▶ [YOUR GOAL]:
From the data, return each line holding the word "Layout".

▶ [GIVEN DATA]:

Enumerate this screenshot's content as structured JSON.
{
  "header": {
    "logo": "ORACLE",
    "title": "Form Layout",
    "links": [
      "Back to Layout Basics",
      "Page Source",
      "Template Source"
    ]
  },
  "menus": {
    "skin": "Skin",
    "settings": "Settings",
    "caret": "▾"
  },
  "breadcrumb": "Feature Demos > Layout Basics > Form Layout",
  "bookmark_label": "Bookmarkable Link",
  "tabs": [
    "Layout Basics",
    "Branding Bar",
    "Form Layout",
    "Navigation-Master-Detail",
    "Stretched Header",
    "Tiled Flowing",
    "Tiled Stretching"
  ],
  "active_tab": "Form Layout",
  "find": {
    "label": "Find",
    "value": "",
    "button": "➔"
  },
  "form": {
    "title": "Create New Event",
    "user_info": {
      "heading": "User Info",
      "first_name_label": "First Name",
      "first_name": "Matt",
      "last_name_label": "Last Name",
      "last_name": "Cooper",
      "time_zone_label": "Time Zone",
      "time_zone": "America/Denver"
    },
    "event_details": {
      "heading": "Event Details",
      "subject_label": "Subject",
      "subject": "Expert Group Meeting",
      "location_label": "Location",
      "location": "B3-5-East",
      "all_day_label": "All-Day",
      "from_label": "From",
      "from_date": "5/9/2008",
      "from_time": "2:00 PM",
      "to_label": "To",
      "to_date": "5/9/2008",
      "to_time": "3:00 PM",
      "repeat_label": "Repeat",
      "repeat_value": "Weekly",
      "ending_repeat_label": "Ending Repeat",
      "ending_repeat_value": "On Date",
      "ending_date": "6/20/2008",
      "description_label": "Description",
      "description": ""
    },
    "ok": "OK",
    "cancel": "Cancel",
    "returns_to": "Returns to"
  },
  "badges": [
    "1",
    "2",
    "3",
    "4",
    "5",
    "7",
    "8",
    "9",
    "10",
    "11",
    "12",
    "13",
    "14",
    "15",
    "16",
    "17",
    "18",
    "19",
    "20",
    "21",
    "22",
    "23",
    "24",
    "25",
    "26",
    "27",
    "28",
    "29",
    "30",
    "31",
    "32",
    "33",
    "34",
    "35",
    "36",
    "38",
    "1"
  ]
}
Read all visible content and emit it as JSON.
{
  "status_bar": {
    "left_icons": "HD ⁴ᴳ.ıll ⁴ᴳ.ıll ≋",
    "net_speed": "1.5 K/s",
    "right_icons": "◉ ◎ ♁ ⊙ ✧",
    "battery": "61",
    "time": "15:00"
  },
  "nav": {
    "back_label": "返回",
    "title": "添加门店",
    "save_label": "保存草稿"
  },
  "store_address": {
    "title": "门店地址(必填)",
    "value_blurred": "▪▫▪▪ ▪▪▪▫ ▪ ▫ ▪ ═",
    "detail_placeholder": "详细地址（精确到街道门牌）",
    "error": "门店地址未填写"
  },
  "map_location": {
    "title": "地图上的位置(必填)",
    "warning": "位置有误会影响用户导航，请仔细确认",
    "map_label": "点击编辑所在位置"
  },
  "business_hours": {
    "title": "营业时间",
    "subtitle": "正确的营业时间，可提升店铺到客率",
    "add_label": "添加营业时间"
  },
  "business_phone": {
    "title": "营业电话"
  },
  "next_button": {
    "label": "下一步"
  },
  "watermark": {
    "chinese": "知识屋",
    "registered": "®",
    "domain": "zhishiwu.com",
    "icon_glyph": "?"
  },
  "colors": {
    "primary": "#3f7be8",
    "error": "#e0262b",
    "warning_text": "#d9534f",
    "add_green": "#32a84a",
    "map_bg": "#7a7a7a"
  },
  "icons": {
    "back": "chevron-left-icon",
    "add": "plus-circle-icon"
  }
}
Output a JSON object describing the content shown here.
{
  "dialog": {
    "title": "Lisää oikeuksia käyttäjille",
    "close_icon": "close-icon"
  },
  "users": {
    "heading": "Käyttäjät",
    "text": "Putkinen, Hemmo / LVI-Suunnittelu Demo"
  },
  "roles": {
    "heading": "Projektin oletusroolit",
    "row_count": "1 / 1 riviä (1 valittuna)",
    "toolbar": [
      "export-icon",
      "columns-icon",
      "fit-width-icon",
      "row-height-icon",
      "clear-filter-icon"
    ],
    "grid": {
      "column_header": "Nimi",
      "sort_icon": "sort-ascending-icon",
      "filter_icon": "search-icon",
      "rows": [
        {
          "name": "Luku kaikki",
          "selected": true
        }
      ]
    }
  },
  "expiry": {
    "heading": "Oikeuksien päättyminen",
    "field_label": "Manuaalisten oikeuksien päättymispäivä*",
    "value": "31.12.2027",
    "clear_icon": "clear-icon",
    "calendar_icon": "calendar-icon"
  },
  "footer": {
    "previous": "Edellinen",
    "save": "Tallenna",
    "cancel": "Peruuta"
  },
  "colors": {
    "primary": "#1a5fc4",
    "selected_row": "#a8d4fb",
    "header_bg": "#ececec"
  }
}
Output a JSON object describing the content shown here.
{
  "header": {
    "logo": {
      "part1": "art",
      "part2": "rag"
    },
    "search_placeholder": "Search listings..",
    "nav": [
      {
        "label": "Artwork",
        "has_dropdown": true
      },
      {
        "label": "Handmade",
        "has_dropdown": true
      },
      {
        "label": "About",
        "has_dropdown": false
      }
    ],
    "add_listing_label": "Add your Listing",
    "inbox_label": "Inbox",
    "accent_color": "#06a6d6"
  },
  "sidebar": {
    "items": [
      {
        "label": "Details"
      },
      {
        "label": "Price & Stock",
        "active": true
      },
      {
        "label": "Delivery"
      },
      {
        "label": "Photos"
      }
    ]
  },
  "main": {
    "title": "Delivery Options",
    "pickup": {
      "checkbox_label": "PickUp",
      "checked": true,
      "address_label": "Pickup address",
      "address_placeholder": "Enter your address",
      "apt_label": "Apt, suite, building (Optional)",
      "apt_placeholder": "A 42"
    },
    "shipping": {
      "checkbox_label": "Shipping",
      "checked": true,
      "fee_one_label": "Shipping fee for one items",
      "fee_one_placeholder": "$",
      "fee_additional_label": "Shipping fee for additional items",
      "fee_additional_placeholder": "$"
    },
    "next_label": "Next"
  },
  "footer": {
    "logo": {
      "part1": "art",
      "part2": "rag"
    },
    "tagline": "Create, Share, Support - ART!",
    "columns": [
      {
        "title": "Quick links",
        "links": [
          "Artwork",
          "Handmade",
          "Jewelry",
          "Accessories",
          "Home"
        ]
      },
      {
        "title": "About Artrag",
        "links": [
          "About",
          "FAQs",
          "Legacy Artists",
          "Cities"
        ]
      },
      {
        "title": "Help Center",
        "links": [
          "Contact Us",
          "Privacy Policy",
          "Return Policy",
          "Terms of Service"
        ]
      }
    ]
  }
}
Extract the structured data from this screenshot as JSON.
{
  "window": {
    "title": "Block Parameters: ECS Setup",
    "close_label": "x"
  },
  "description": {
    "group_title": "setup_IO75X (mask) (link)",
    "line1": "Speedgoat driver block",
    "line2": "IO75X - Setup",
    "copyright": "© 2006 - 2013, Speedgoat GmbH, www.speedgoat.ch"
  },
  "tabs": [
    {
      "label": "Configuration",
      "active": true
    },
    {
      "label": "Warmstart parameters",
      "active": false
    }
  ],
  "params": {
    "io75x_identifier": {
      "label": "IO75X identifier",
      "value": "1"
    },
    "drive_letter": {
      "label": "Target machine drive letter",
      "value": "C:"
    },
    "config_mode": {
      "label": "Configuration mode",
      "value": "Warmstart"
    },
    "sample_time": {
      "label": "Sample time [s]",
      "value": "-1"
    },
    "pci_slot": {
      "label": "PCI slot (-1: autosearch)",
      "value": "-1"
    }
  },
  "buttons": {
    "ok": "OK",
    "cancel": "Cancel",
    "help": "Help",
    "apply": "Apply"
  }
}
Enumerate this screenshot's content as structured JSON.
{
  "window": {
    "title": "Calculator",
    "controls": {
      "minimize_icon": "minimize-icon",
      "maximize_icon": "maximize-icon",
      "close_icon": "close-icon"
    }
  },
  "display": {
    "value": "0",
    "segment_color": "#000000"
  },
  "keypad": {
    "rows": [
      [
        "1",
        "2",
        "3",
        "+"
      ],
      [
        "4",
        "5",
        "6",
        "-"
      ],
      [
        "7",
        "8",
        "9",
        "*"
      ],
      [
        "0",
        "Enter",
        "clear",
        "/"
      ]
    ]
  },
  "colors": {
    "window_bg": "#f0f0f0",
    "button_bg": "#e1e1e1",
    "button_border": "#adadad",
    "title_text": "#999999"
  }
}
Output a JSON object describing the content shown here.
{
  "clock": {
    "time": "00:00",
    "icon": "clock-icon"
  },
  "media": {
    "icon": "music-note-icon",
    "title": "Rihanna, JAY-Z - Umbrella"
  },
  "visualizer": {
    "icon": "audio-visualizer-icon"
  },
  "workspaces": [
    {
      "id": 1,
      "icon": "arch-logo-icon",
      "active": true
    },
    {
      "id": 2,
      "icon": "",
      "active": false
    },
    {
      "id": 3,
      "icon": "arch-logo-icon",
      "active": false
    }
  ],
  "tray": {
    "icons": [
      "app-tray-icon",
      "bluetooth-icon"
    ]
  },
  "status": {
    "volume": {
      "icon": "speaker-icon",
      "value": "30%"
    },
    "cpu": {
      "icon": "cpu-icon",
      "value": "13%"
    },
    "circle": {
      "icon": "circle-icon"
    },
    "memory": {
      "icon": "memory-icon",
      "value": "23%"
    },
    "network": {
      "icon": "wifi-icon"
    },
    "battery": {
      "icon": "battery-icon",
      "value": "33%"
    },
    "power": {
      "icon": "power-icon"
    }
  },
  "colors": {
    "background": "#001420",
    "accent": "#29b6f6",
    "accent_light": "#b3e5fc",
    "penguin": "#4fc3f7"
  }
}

▶ [ANSWER]:
    "title": "Form Layout",
      "Back to Layout Basics",
  "breadcrumb": "Feature Demos > Layout Basics > Form Layout",
    "Layout Basics",
    "Form Layout",
  "active_tab": "Form Layout",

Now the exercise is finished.